> _Data to examine_
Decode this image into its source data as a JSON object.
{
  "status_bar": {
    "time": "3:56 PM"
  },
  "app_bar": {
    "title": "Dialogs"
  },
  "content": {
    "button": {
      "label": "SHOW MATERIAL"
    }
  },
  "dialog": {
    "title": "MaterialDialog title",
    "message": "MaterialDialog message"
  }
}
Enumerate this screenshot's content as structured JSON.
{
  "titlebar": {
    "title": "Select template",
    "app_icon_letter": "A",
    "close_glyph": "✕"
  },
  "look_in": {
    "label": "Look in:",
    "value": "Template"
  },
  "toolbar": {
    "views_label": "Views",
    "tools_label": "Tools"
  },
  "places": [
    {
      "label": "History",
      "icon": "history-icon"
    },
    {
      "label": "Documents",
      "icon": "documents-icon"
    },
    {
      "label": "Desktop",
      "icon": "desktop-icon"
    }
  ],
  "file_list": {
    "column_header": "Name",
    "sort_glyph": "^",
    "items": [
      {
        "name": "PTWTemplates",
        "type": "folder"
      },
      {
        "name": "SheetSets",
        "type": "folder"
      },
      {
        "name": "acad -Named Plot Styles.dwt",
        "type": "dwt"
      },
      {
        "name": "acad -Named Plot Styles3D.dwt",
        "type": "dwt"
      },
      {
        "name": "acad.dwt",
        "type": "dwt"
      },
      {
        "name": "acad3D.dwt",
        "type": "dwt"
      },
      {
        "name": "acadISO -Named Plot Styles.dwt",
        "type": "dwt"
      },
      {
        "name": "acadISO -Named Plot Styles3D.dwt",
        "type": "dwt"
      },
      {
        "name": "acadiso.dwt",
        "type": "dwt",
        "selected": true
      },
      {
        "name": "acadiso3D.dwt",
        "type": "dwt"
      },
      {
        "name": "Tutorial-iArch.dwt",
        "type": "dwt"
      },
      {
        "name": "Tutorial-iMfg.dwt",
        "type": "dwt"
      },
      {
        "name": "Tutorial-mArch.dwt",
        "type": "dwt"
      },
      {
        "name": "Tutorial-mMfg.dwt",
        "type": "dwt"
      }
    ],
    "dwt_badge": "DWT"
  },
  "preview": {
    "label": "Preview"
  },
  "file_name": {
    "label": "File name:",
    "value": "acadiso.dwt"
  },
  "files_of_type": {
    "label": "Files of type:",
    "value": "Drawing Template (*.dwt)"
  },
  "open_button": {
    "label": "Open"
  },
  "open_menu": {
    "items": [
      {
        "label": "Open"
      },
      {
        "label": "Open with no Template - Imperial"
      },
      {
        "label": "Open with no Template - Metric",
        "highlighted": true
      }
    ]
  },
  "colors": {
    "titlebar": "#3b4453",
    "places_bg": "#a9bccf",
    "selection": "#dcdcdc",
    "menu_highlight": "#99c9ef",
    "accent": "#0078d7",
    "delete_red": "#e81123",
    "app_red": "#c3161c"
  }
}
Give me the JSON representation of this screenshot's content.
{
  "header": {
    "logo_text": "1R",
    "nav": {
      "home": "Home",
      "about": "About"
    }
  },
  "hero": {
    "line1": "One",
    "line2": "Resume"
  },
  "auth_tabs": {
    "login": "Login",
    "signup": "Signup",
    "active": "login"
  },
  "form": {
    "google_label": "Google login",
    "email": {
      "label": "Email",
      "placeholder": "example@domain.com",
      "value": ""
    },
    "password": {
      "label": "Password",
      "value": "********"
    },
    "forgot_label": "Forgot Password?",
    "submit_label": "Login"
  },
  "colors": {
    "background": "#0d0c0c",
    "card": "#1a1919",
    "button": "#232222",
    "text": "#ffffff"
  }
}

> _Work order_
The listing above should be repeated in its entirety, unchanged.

> _Answer to this task_
Decode this image into its source data as a JSON object.
{
  "status_bar": {
    "time": "3:56 PM"
  },
  "app_bar": {
    "title": "Dialogs"
  },
  "content": {
    "button": {
      "label": "SHOW MATERIAL"
    }
  },
  "dialog": {
    "title": "MaterialDialog title",
    "message": "MaterialDialog message"
  }
}
Enumerate this screenshot's content as structured JSON.
{
  "titlebar": {
    "title": "Select template",
    "app_icon_letter": "A",
    "close_glyph": "✕"
  },
  "look_in": {
    "label": "Look in:",
    "value": "Template"
  },
  "toolbar": {
    "views_label": "Views",
    "tools_label": "Tools"
  },
  "places": [
    {
      "label": "History",
      "icon": "history-icon"
    },
    {
      "label": "Documents",
      "icon": "documents-icon"
    },
    {
      "label": "Desktop",
      "icon": "desktop-icon"
    }
  ],
  "file_list": {
    "column_header": "Name",
    "sort_glyph": "^",
    "items": [
      {
        "name": "PTWTemplates",
        "type": "folder"
      },
      {
        "name": "SheetSets",
        "type": "folder"
      },
      {
        "name": "acad -Named Plot Styles.dwt",
        "type": "dwt"
      },
      {
        "name": "acad -Named Plot Styles3D.dwt",
        "type": "dwt"
      },
      {
        "name": "acad.dwt",
        "type": "dwt"
      },
      {
        "name": "acad3D.dwt",
        "type": "dwt"
      },
      {
        "name": "acadISO -Named Plot Styles.dwt",
        "type": "dwt"
      },
      {
        "name": "acadISO -Named Plot Styles3D.dwt",
        "type": "dwt"
      },
      {
        "name": "acadiso.dwt",
        "type": "dwt",
        "selected": true
      },
      {
        "name": "acadiso3D.dwt",
        "type": "dwt"
      },
      {
        "name": "Tutorial-iArch.dwt",
        "type": "dwt"
      },
      {
        "name": "Tutorial-iMfg.dwt",
        "type": "dwt"
      },
      {
        "name": "Tutorial-mArch.dwt",
        "type": "dwt"
      },
      {
        "name": "Tutorial-mMfg.dwt",
        "type": "dwt"
      }
    ],
    "dwt_badge": "DWT"
  },
  "preview": {
    "label": "Preview"
  },
  "file_name": {
    "label": "File name:",
    "value": "acadiso.dwt"
  },
  "files_of_type": {
    "label": "Files of type:",
    "value": "Drawing Template (*.dwt)"
  },
  "open_button": {
    "label": "Open"
  },
  "open_menu": {
    "items": [
      {
        "label": "Open"
      },
      {
        "label": "Open with no Template - Imperial"
      },
      {
        "label": "Open with no Template - Metric",
        "highlighted": true
      }
    ]
  },
  "colors": {
    "titlebar": "#3b4453",
    "places_bg": "#a9bccf",
    "selection": "#dcdcdc",
    "menu_highlight": "#99c9ef",
    "accent": "#0078d7",
    "delete_red": "#e81123",
    "app_red": "#c3161c"
  }
}
Give me the JSON representation of this screenshot's content.
{
  "header": {
    "logo_text": "1R",
    "nav": {
      "home": "Home",
      "about": "About"
    }
  },
  "hero": {
    "line1": "One",
    "line2": "Resume"
  },
  "auth_tabs": {
    "login": "Login",
    "signup": "Signup",
    "active": "login"
  },
  "form": {
    "google_label": "Google login",
    "email": {
      "label": "Email",
      "placeholder": "example@domain.com",
      "value": ""
    },
    "password": {
      "label": "Password",
      "value": "********"
    },
    "forgot_label": "Forgot Password?",
    "submit_label": "Login"
  },
  "colors": {
    "background": "#0d0c0c",
    "card": "#1a1919",
    "button": "#232222",
    "text": "#ffffff"
  }
}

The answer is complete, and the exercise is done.